*** Records to use ***

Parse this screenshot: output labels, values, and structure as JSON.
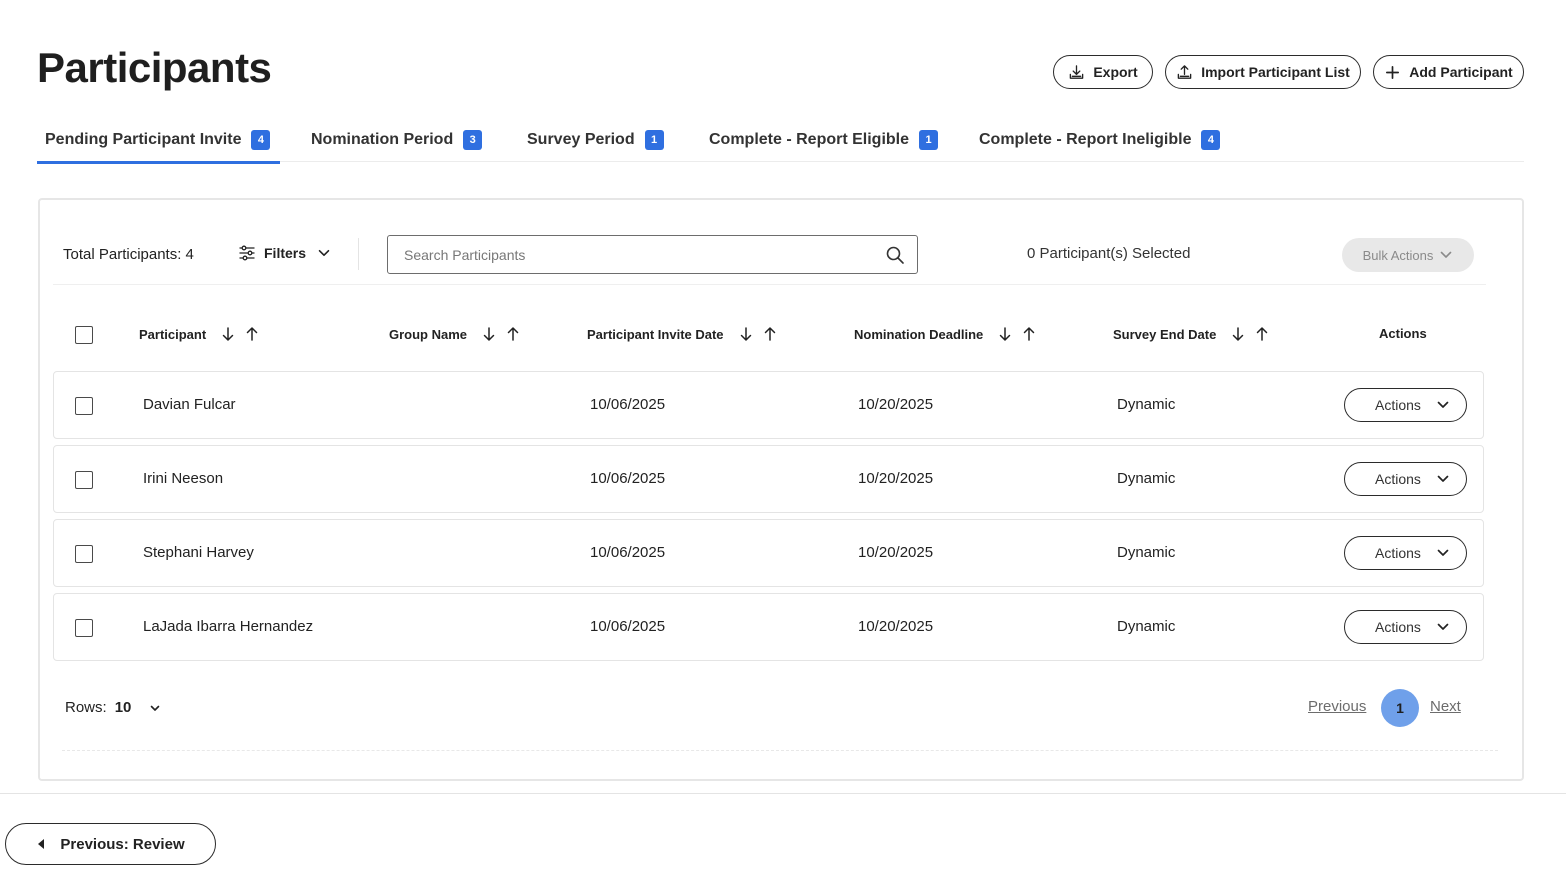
{
  "page": {
    "title": "Participants"
  },
  "header_actions": {
    "export_label": "Export",
    "import_label": "Import Participant List",
    "add_label": "Add Participant"
  },
  "tabs": [
    {
      "label": "Pending Participant Invite",
      "count": "4",
      "active": true
    },
    {
      "label": "Nomination Period",
      "count": "3",
      "active": false
    },
    {
      "label": "Survey Period",
      "count": "1",
      "active": false
    },
    {
      "label": "Complete - Report Eligible",
      "count": "1",
      "active": false
    },
    {
      "label": "Complete - Report Ineligible",
      "count": "4",
      "active": false
    }
  ],
  "toolbar": {
    "total": "Total Participants: 4",
    "filters_label": "Filters",
    "search_placeholder": "Search Participants",
    "selected_text": "0 Participant(s) Selected",
    "bulk_label": "Bulk Actions"
  },
  "table": {
    "columns": [
      "Participant",
      "Group Name",
      "Participant Invite Date",
      "Nomination Deadline",
      "Survey End Date",
      "Actions"
    ],
    "rows": [
      {
        "participant": "Davian Fulcar",
        "group": "",
        "invite_date": "10/06/2025",
        "nomination_deadline": "10/20/2025",
        "survey_end": "Dynamic",
        "action_label": "Actions"
      },
      {
        "participant": "Irini Neeson",
        "group": "",
        "invite_date": "10/06/2025",
        "nomination_deadline": "10/20/2025",
        "survey_end": "Dynamic",
        "action_label": "Actions"
      },
      {
        "participant": "Stephani Harvey",
        "group": "",
        "invite_date": "10/06/2025",
        "nomination_deadline": "10/20/2025",
        "survey_end": "Dynamic",
        "action_label": "Actions"
      },
      {
        "participant": "LaJada Ibarra Hernandez",
        "group": "",
        "invite_date": "10/06/2025",
        "nomination_deadline": "10/20/2025",
        "survey_end": "Dynamic",
        "action_label": "Actions"
      }
    ]
  },
  "pagination": {
    "rows_label": "Rows:",
    "rows_value": "10",
    "previous": "Previous",
    "current_page": "1",
    "next": "Next"
  },
  "footer": {
    "previous_step": "Previous: Review"
  },
  "colors": {
    "accent": "#2f6fe0",
    "current_page": "#6fa0ea",
    "bulk_bg": "#e8e8e8"
  }
}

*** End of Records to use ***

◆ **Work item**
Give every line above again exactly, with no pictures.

◆ **Written reply**
Parse this screenshot: output labels, values, and structure as JSON.
{
  "page": {
    "title": "Participants"
  },
  "header_actions": {
    "export_label": "Export",
    "import_label": "Import Participant List",
    "add_label": "Add Participant"
  },
  "tabs": [
    {
      "label": "Pending Participant Invite",
      "count": "4",
      "active": true
    },
    {
      "label": "Nomination Period",
      "count": "3",
      "active": false
    },
    {
      "label": "Survey Period",
      "count": "1",
      "active": false
    },
    {
      "label": "Complete - Report Eligible",
      "count": "1",
      "active": false
    },
    {
      "label": "Complete - Report Ineligible",
      "count": "4",
      "active": false
    }
  ],
  "toolbar": {
    "total": "Total Participants: 4",
    "filters_label": "Filters",
    "search_placeholder": "Search Participants",
    "selected_text": "0 Participant(s) Selected",
    "bulk_label": "Bulk Actions"
  },
  "table": {
    "columns": [
      "Participant",
      "Group Name",
      "Participant Invite Date",
      "Nomination Deadline",
      "Survey End Date",
      "Actions"
    ],
    "rows": [
      {
        "participant": "Davian Fulcar",
        "group": "",
        "invite_date": "10/06/2025",
        "nomination_deadline": "10/20/2025",
        "survey_end": "Dynamic",
        "action_label": "Actions"
      },
      {
        "participant": "Irini Neeson",
        "group": "",
        "invite_date": "10/06/2025",
        "nomination_deadline": "10/20/2025",
        "survey_end": "Dynamic",
        "action_label": "Actions"
      },
      {
        "participant": "Stephani Harvey",
        "group": "",
        "invite_date": "10/06/2025",
        "nomination_deadline": "10/20/2025",
        "survey_end": "Dynamic",
        "action_label": "Actions"
      },
      {
        "participant": "LaJada Ibarra Hernandez",
        "group": "",
        "invite_date": "10/06/2025",
        "nomination_deadline": "10/20/2025",
        "survey_end": "Dynamic",
        "action_label": "Actions"
      }
    ]
  },
  "pagination": {
    "rows_label": "Rows:",
    "rows_value": "10",
    "previous": "Previous",
    "current_page": "1",
    "next": "Next"
  },
  "footer": {
    "previous_step": "Previous: Review"
  },
  "colors": {
    "accent": "#2f6fe0",
    "current_page": "#6fa0ea",
    "bulk_bg": "#e8e8e8"
  }
}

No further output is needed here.